--- What is needed ---
Scan the entries below for the word "label", then copy each line that holds it.
************
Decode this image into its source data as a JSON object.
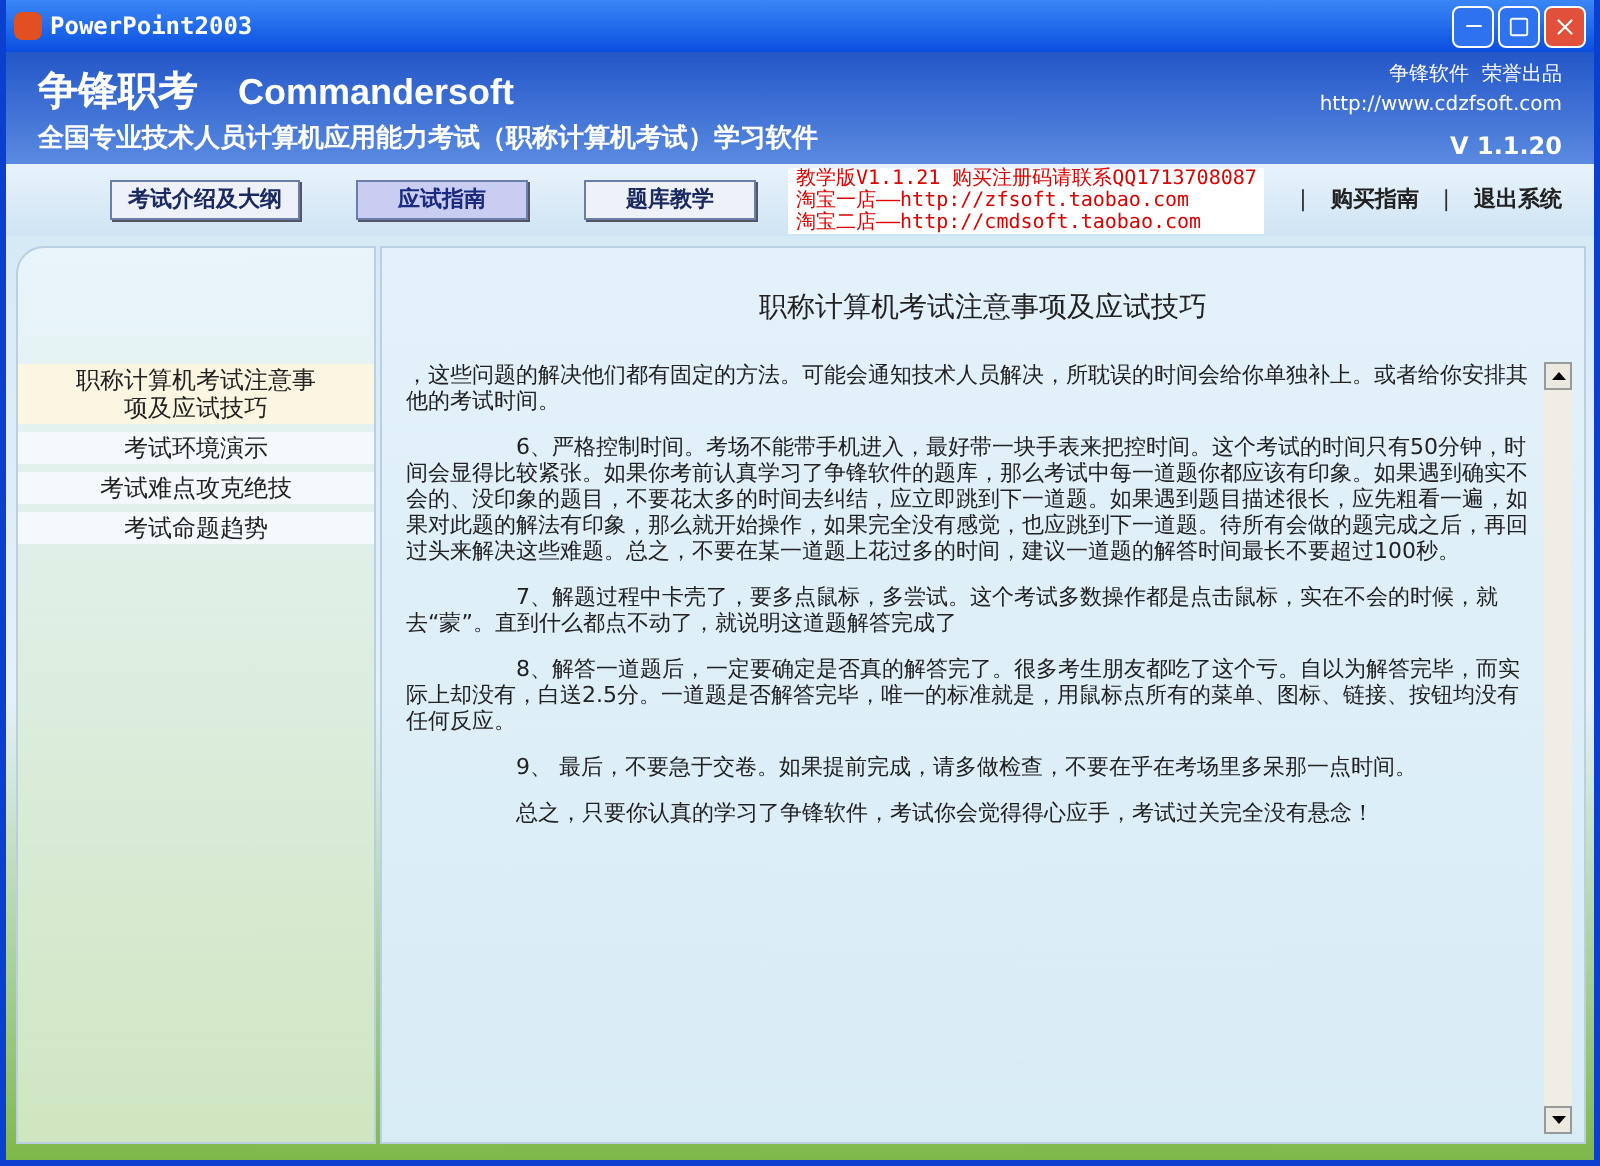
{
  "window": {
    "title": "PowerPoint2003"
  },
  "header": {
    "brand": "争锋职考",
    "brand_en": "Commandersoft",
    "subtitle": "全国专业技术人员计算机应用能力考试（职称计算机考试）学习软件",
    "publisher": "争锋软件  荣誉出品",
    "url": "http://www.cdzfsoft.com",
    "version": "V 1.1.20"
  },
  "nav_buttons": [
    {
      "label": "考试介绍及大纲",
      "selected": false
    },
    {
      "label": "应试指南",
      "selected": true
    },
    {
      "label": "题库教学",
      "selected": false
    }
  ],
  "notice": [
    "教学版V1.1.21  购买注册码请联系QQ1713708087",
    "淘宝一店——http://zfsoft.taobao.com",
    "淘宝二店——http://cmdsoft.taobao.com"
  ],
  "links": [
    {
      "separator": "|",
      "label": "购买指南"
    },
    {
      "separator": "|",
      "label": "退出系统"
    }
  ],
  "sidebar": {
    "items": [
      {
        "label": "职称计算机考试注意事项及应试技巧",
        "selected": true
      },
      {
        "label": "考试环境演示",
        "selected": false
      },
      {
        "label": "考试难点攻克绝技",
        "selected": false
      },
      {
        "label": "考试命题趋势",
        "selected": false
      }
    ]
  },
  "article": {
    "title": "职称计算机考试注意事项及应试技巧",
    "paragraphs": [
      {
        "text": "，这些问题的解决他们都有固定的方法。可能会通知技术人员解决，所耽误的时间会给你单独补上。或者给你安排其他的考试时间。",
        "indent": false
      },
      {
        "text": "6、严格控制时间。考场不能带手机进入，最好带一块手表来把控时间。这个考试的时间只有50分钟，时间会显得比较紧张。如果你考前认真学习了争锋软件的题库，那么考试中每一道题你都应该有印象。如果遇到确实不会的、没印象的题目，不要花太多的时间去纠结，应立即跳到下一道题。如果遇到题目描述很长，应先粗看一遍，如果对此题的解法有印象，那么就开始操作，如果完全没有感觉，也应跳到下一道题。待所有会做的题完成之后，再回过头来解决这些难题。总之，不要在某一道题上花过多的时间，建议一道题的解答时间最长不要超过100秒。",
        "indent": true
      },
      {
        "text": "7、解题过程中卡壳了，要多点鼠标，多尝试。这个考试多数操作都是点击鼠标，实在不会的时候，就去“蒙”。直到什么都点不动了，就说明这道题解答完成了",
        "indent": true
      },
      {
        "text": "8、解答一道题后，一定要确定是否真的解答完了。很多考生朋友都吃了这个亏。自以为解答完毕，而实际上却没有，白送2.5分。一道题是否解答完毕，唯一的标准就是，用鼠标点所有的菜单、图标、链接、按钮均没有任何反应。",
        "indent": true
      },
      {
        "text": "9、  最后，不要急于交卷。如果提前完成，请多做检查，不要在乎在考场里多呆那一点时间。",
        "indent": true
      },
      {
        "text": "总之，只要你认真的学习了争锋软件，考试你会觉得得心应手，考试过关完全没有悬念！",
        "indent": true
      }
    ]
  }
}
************
--- Answer to the problem ---
      "label": "考试介绍及大纲",
      "label": "应试指南",
      "label": "题库教学",
      "label": "购买指南"
      "label": "退出系统"
        "label": "职称计算机考试注意事项及应试技巧",
        "label": "考试环境演示",
        "label": "考试难点攻克绝技",
        "label": "考试命题趋势",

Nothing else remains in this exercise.